* Directions: Reproduce exactly the line that includes "Read all visible content and emit it as JSON." and all lines after it, ending with the last line of the data.

* Dataset items:
⟨
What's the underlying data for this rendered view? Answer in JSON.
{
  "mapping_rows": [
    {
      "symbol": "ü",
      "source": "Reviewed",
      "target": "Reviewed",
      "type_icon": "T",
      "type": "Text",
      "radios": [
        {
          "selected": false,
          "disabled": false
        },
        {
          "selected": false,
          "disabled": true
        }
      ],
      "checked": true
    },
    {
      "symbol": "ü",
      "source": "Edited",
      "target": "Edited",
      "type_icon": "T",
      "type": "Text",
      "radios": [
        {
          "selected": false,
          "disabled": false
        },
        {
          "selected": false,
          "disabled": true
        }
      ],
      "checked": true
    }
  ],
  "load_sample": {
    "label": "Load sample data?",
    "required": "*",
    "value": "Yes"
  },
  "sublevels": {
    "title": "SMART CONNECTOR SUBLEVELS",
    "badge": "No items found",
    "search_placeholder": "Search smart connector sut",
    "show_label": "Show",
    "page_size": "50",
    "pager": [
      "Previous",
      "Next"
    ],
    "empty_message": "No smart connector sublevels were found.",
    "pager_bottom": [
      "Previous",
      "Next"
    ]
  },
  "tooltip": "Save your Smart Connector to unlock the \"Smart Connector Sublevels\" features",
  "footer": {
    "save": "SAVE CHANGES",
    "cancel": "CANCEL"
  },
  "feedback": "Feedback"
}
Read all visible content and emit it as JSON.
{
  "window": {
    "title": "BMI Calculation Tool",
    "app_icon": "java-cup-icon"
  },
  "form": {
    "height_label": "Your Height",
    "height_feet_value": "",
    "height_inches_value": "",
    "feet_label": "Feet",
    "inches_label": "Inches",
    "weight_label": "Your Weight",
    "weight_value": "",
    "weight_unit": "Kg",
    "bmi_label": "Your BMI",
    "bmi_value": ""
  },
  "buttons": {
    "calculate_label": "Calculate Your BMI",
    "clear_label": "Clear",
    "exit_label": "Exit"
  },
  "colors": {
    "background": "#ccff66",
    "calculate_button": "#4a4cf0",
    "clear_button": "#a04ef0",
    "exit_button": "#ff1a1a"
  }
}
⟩
* Answer for this exercise:
Read all visible content and emit it as JSON.
{
  "window": {
    "title": "BMI Calculation Tool",
    "app_icon": "java-cup-icon"
  },
  "form": {
    "height_label": "Your Height",
    "height_feet_value": "",
    "height_inches_value": "",
    "feet_label": "Feet",
    "inches_label": "Inches",
    "weight_label": "Your Weight",
    "weight_value": "",
    "weight_unit": "Kg",
    "bmi_label": "Your BMI",
    "bmi_value": ""
  },
  "buttons": {
    "calculate_label": "Calculate Your BMI",
    "clear_label": "Clear",
    "exit_label": "Exit"
  },
  "colors": {
    "background": "#ccff66",
    "calculate_button": "#4a4cf0",
    "clear_button": "#a04ef0",
    "exit_button": "#ff1a1a"
  }
}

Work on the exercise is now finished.